== Segment start ==

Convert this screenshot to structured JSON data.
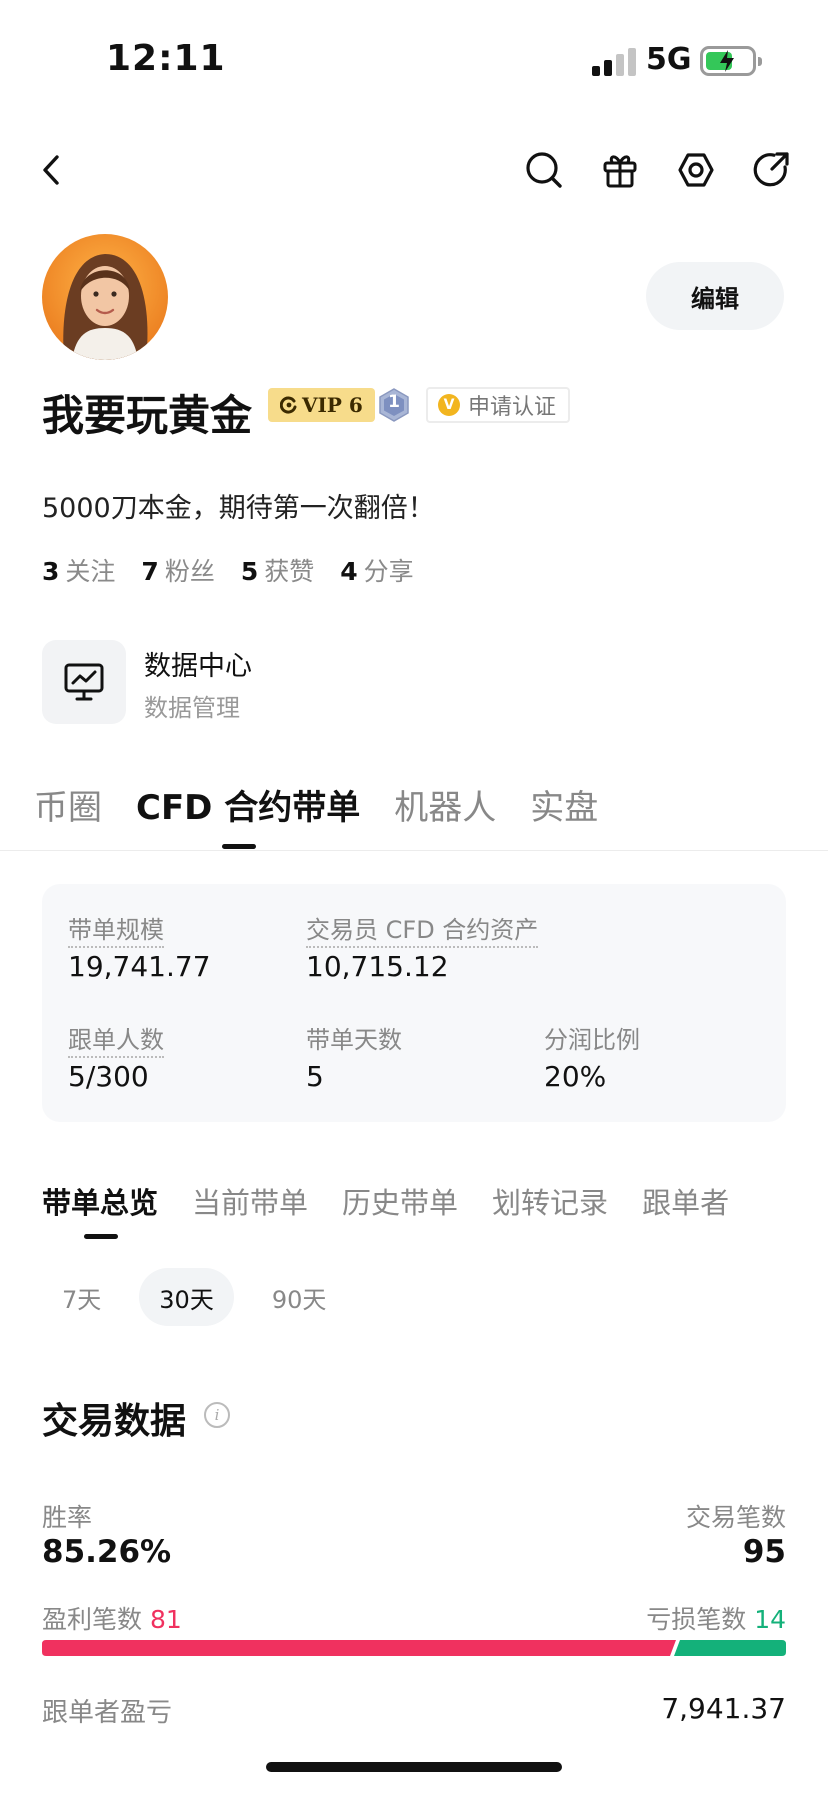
{
  "status_bar": {
    "time": "12:11",
    "network": "5G"
  },
  "profile": {
    "name": "我要玩黄金",
    "vip_badge": "VIP 6",
    "level_badge": "1",
    "apply_label": "申请认证",
    "verify_mark": "V",
    "edit_label": "编辑",
    "bio": "5000刀本金，期待第一次翻倍！",
    "stats": [
      {
        "number": "3",
        "label": "关注"
      },
      {
        "number": "7",
        "label": "粉丝"
      },
      {
        "number": "5",
        "label": "获赞"
      },
      {
        "number": "4",
        "label": "分享"
      }
    ]
  },
  "data_center": {
    "title": "数据中心",
    "subtitle": "数据管理"
  },
  "main_tabs": [
    "币圈",
    "CFD 合约带单",
    "机器人",
    "实盘"
  ],
  "main_tab_active": "CFD 合约带单",
  "card": {
    "scale_label": "带单规模",
    "scale_value": "19,741.77",
    "assets_label": "交易员 CFD 合约资产",
    "assets_value": "10,715.12",
    "followers_label": "跟单人数",
    "followers_value": "5/300",
    "days_label": "带单天数",
    "days_value": "5",
    "share_label": "分润比例",
    "share_value": "20%"
  },
  "sub_tabs": [
    "带单总览",
    "当前带单",
    "历史带单",
    "划转记录",
    "跟单者"
  ],
  "sub_tab_active": "带单总览",
  "periods": [
    "7天",
    "30天",
    "90天"
  ],
  "period_active": "30天",
  "trading": {
    "title": "交易数据",
    "win_rate_label": "胜率",
    "win_rate_value": "85.26%",
    "trades_label": "交易笔数",
    "trades_value": "95",
    "profit_label": "盈利笔数",
    "profit_count": "81",
    "loss_label": "亏损笔数",
    "loss_count": "14",
    "profit_fraction": 0.8526,
    "follower_pnl_label": "跟单者盈亏",
    "follower_pnl_value": "7,941.37"
  },
  "colors": {
    "profit": "#f0315f",
    "loss": "#14b17a",
    "vip": "#f7dc8b",
    "battery": "#34c759"
  }
}
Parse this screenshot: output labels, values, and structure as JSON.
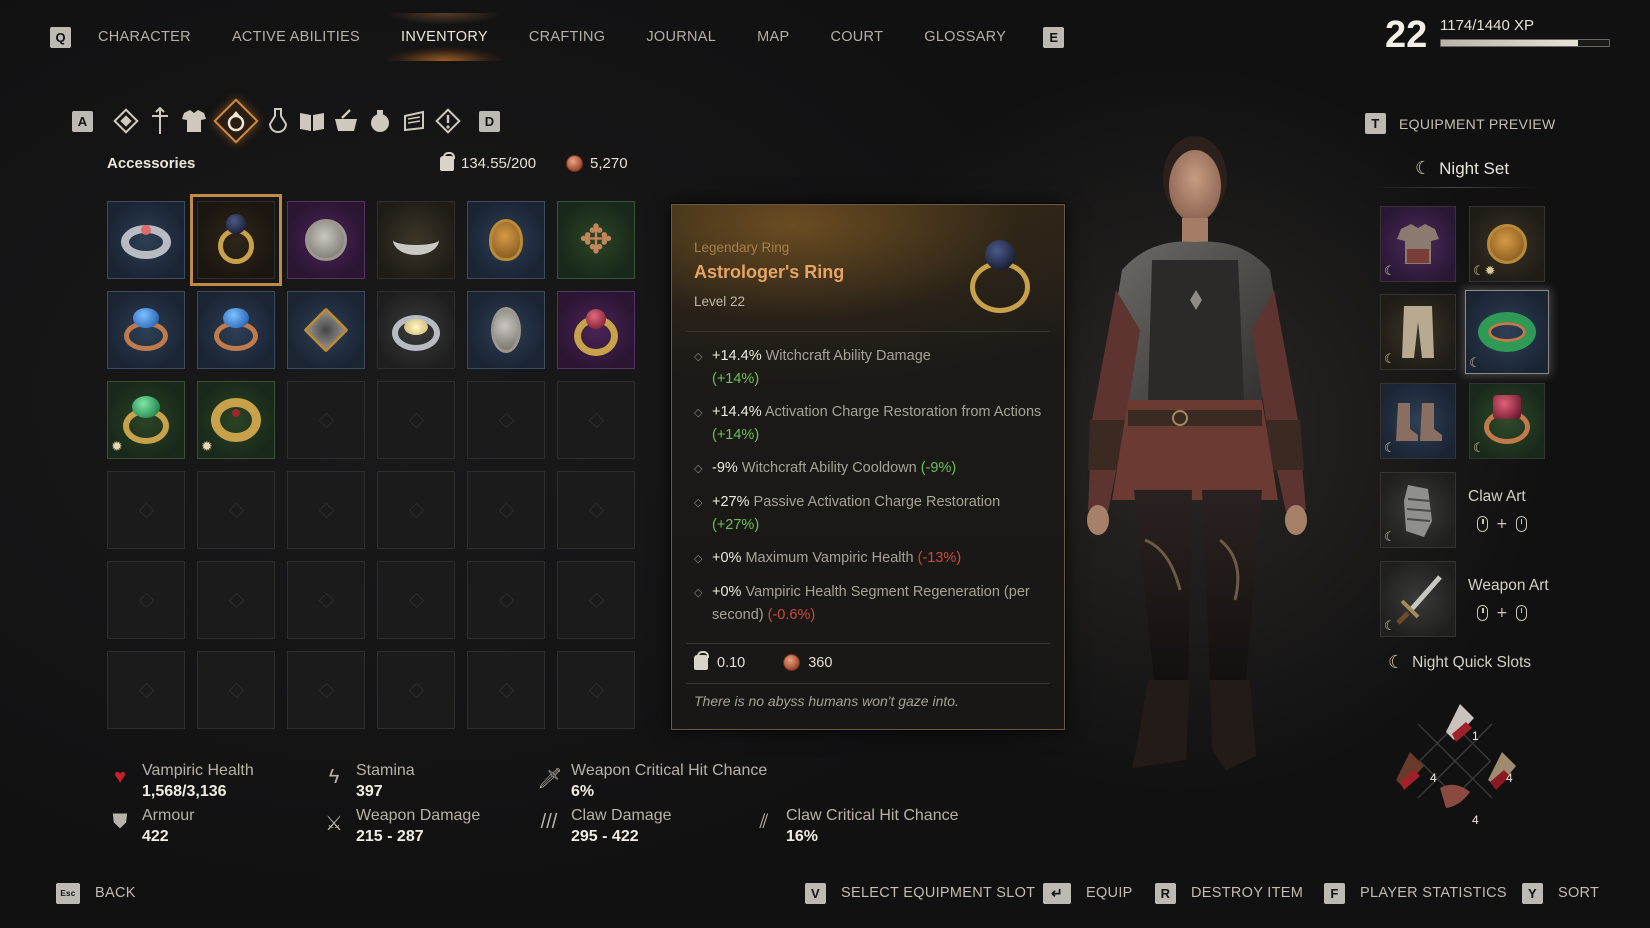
{
  "nav": {
    "left_key": "Q",
    "right_key": "E",
    "tabs": [
      {
        "label": "CHARACTER",
        "active": false
      },
      {
        "label": "ACTIVE ABILITIES",
        "active": false
      },
      {
        "label": "INVENTORY",
        "active": true
      },
      {
        "label": "CRAFTING",
        "active": false
      },
      {
        "label": "JOURNAL",
        "active": false
      },
      {
        "label": "MAP",
        "active": false
      },
      {
        "label": "COURT",
        "active": false
      },
      {
        "label": "GLOSSARY",
        "active": false
      }
    ]
  },
  "player": {
    "level": "22",
    "xp": "1174/1440 XP",
    "xp_fraction": 0.815
  },
  "categories": {
    "left_key": "A",
    "right_key": "D",
    "selected": "accessories-icon"
  },
  "inventory": {
    "section_title": "Accessories",
    "weight": "134.55/200",
    "gold": "5,270"
  },
  "tooltip": {
    "rarity": "Legendary Ring",
    "name": "Astrologer's Ring",
    "level": "Level 22",
    "stats": [
      {
        "value": "+14.4%",
        "text": "Witchcraft Ability Damage",
        "delta": "(+14%)",
        "delta_type": "pos"
      },
      {
        "value": "+14.4%",
        "text": "Activation Charge Restoration from Actions",
        "delta": "(+14%)",
        "delta_type": "pos"
      },
      {
        "value": "-9%",
        "text": "Witchcraft Ability Cooldown",
        "delta": "(-9%)",
        "delta_type": "pos"
      },
      {
        "value": "+27%",
        "text": "Passive Activation Charge Restoration",
        "delta": "(+27%)",
        "delta_type": "pos"
      },
      {
        "value": "+0%",
        "text": "Maximum Vampiric Health",
        "delta": "(-13%)",
        "delta_type": "neg"
      },
      {
        "value": "+0%",
        "text": "Vampiric Health Segment Regeneration (per second)",
        "delta": "(-0.6%)",
        "delta_type": "neg"
      }
    ],
    "weight": "0.10",
    "price": "360",
    "quote": "There is no abyss humans won't gaze into."
  },
  "equipment": {
    "preview_key": "T",
    "preview_label": "EQUIPMENT PREVIEW",
    "set_name": "Night Set",
    "claw_art": "Claw Art",
    "weapon_art": "Weapon Art",
    "plus": "+",
    "quick_slots_label": "Night Quick Slots",
    "quick_counts": [
      "1",
      "4",
      "4",
      "4"
    ]
  },
  "player_stats": {
    "vampiric_health_label": "Vampiric Health",
    "vampiric_health": "1,568/3,136",
    "armour_label": "Armour",
    "armour": "422",
    "stamina_label": "Stamina",
    "stamina": "397",
    "weapon_damage_label": "Weapon Damage",
    "weapon_damage": "215 - 287",
    "weapon_crit_label": "Weapon Critical Hit Chance",
    "weapon_crit": "6%",
    "claw_damage_label": "Claw Damage",
    "claw_damage": "295 - 422",
    "claw_crit_label": "Claw Critical Hit Chance",
    "claw_crit": "16%"
  },
  "bottom_bar": {
    "back_key": "Esc",
    "back": "BACK",
    "select_key": "V",
    "select": "SELECT EQUIPMENT SLOT",
    "equip": "EQUIP",
    "destroy_key": "R",
    "destroy": "DESTROY ITEM",
    "stats_key": "F",
    "stats": "PLAYER STATISTICS",
    "sort_key": "Y",
    "sort": "SORT"
  },
  "colors": {
    "accent": "#c18a45",
    "legendary_name": "#e7a563",
    "positive": "#6fbf58",
    "negative": "#c94a3e"
  }
}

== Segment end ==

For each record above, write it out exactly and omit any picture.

Convert this screenshot to structured JSON data.
{
  "status_bar": {
    "time": "12:11",
    "network": "5G"
  },
  "profile": {
    "name": "我要玩黄金",
    "vip_badge": "VIP 6",
    "level_badge": "1",
    "apply_label": "申请认证",
    "verify_mark": "V",
    "edit_label": "编辑",
    "bio": "5000刀本金，期待第一次翻倍！",
    "stats": [
      {
        "number": "3",
        "label": "关注"
      },
      {
        "number": "7",
        "label": "粉丝"
      },
      {
        "number": "5",
        "label": "获赞"
      },
      {
        "number": "4",
        "label": "分享"
      }
    ]
  },
  "data_center": {
    "title": "数据中心",
    "subtitle": "数据管理"
  },
  "main_tabs": [
    "币圈",
    "CFD 合约带单",
    "机器人",
    "实盘"
  ],
  "main_tab_active": "CFD 合约带单",
  "card": {
    "scale_label": "带单规模",
    "scale_value": "19,741.77",
    "assets_label": "交易员 CFD 合约资产",
    "assets_value": "10,715.12",
    "followers_label": "跟单人数",
    "followers_value": "5/300",
    "days_label": "带单天数",
    "days_value": "5",
    "share_label": "分润比例",
    "share_value": "20%"
  },
  "sub_tabs": [
    "带单总览",
    "当前带单",
    "历史带单",
    "划转记录",
    "跟单者"
  ],
  "sub_tab_active": "带单总览",
  "periods": [
    "7天",
    "30天",
    "90天"
  ],
  "period_active": "30天",
  "trading": {
    "title": "交易数据",
    "win_rate_label": "胜率",
    "win_rate_value": "85.26%",
    "trades_label": "交易笔数",
    "trades_value": "95",
    "profit_label": "盈利笔数",
    "profit_count": "81",
    "loss_label": "亏损笔数",
    "loss_count": "14",
    "profit_fraction": 0.8526,
    "follower_pnl_label": "跟单者盈亏",
    "follower_pnl_value": "7,941.37"
  },
  "colors": {
    "profit": "#f0315f",
    "loss": "#14b17a",
    "vip": "#f7dc8b",
    "battery": "#34c759"
  }
}
Parse this screenshot: output labels, values, and structure as JSON.
{
  "nav": {
    "left_key": "Q",
    "right_key": "E",
    "tabs": [
      {
        "label": "CHARACTER",
        "active": false
      },
      {
        "label": "ACTIVE ABILITIES",
        "active": false
      },
      {
        "label": "INVENTORY",
        "active": true
      },
      {
        "label": "CRAFTING",
        "active": false
      },
      {
        "label": "JOURNAL",
        "active": false
      },
      {
        "label": "MAP",
        "active": false
      },
      {
        "label": "COURT",
        "active": false
      },
      {
        "label": "GLOSSARY",
        "active": false
      }
    ]
  },
  "player": {
    "level": "22",
    "xp": "1174/1440 XP",
    "xp_fraction": 0.815
  },
  "categories": {
    "left_key": "A",
    "right_key": "D",
    "selected": "accessories-icon"
  },
  "inventory": {
    "section_title": "Accessories",
    "weight": "134.55/200",
    "gold": "5,270"
  },
  "tooltip": {
    "rarity": "Legendary Ring",
    "name": "Astrologer's Ring",
    "level": "Level 22",
    "stats": [
      {
        "value": "+14.4%",
        "text": "Witchcraft Ability Damage",
        "delta": "(+14%)",
        "delta_type": "pos"
      },
      {
        "value": "+14.4%",
        "text": "Activation Charge Restoration from Actions",
        "delta": "(+14%)",
        "delta_type": "pos"
      },
      {
        "value": "-9%",
        "text": "Witchcraft Ability Cooldown",
        "delta": "(-9%)",
        "delta_type": "pos"
      },
      {
        "value": "+27%",
        "text": "Passive Activation Charge Restoration",
        "delta": "(+27%)",
        "delta_type": "pos"
      },
      {
        "value": "+0%",
        "text": "Maximum Vampiric Health",
        "delta": "(-13%)",
        "delta_type": "neg"
      },
      {
        "value": "+0%",
        "text": "Vampiric Health Segment Regeneration (per second)",
        "delta": "(-0.6%)",
        "delta_type": "neg"
      }
    ],
    "weight": "0.10",
    "price": "360",
    "quote": "There is no abyss humans won't gaze into."
  },
  "equipment": {
    "preview_key": "T",
    "preview_label": "EQUIPMENT PREVIEW",
    "set_name": "Night Set",
    "claw_art": "Claw Art",
    "weapon_art": "Weapon Art",
    "plus": "+",
    "quick_slots_label": "Night Quick Slots",
    "quick_counts": [
      "1",
      "4",
      "4",
      "4"
    ]
  },
  "player_stats": {
    "vampiric_health_label": "Vampiric Health",
    "vampiric_health": "1,568/3,136",
    "armour_label": "Armour",
    "armour": "422",
    "stamina_label": "Stamina",
    "stamina": "397",
    "weapon_damage_label": "Weapon Damage",
    "weapon_damage": "215 - 287",
    "weapon_crit_label": "Weapon Critical Hit Chance",
    "weapon_crit": "6%",
    "claw_damage_label": "Claw Damage",
    "claw_damage": "295 - 422",
    "claw_crit_label": "Claw Critical Hit Chance",
    "claw_crit": "16%"
  },
  "bottom_bar": {
    "back_key": "Esc",
    "back": "BACK",
    "select_key": "V",
    "select": "SELECT EQUIPMENT SLOT",
    "equip": "EQUIP",
    "destroy_key": "R",
    "destroy": "DESTROY ITEM",
    "stats_key": "F",
    "stats": "PLAYER STATISTICS",
    "sort_key": "Y",
    "sort": "SORT"
  },
  "colors": {
    "accent": "#c18a45",
    "legendary_name": "#e7a563",
    "positive": "#6fbf58",
    "negative": "#c94a3e"
  }
}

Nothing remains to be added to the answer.